The Marshall W. Alworth Planetarium has a new director Jessica Herrington and she’s excited to share her ideas with us!
Jessica graduated with her masters in astronomy and astrophysics from the University of Michigan and is currently an astronomy instructor in the Physics Department at UMD. Before taking the position as UMD’s Planetarium Director, she worked as an observatory instructor at South Carolina State Museum.
What made you want to take on the role of Planetarium Director?
I first started working part time at a museum as one of the astronomy educators and I instantly fell in love with the aspect of informal education, which is where you don’t have strict standards or guidelines. It’s simply educating the people who are interested or who come in just to see the objects in the museum. From then on, I realized that was my passion and that’s what I wanted to do. This job gave me the best of both worlds where I could teach students formally in a college, but also teach informally out of my classroom.
What is the planetarium, for those who may not know?
To put it simply, it is a big dome theatre where we can project whatever we want up onto the screen. So, we can project the night sky and no matter what the weather is like we can look at the sky. The planetarium is also like a time machine. You can set it up for any time and any location. For example, there have been times where I’ve worked on projects with students and we set it up to be with Galileo in Italy. Students were able to recreate Galileo’s observations. We can also project full dome movies and we’re working with other departments to create other visualizations.
What things are you most excited about as the new director of the planetarium?
There’s so much! I think I’m really excited about the potential we have here. I have incredible student workers who very passionate about astronomy and astronomy education. We have a really great projection set up. So, I’m really excited about the program we have and really expanding on it. I want to make us the center for astronomy education in the Duluth area, so that school groups and astronomy enthusiasts know where to go.

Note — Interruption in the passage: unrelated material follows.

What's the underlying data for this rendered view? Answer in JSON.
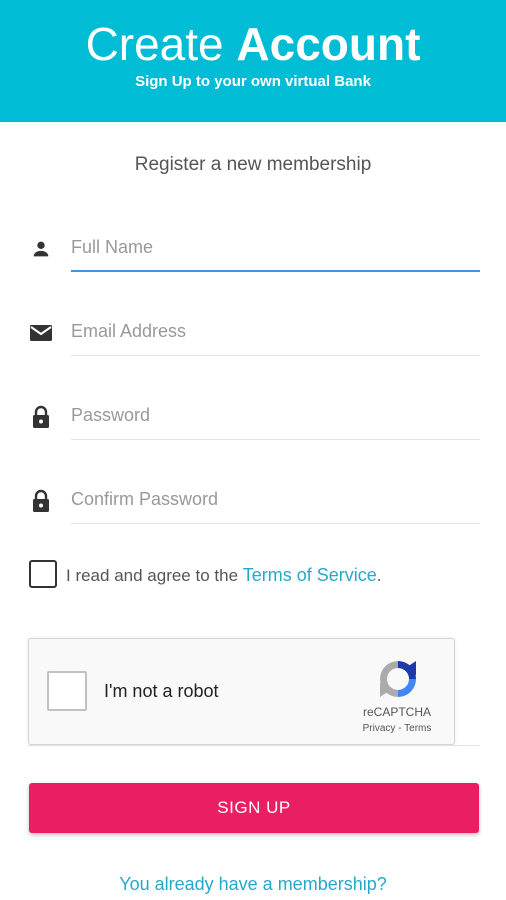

What are some things you plan to do differently?
There hasn’t been an official director for the planetarium for a long time, so just being able to dedicate time to it is helpful. I’m fully committed to the planetarium and creating fun and educational events for the community and our students.
How do you see the planetarium growing in the future?
My biggest goal right now is to grow our ability to reach school groups because there’s so much that you can learn in a planetarium. One of the struggles with learning about astronomy is that it may not make sense unless you can visually see it and see the motions and patterns of the night sky. So, being in the planetarium really helps to solidify that understanding. I want to grow our outreach program so we can help students and teachers better understand and develop an interest and passion for astronomy.
Who is your main audience for planetarium events?
The events are open to anyone who wants to come. We post all of our events on social media and try to provide a good variety in the types of shows. For example, our Star Wars shows are always very popular. Wednesday shows are always free and we charge a fee for Friday and Saturday shows. The money helps us pay for new shows and the technology that allows us to provide digital tours of the planets, which is a very expensive system.
What’s the biggest thing that you want people to take away from visiting the planetarium?
That space is cool… (Haha) No, I think a lot of it is to have an appreciation for the night sky. So many people live in cities so they don’t get to see what the true dark night sky looks like. Being able to reaffirm that and show people that we need to keep and preserve the dark night sky so that we can all see and experience it. All of us working here feel a sense of awe and wonder with the cosmos and we want to instill that with our visitors, too.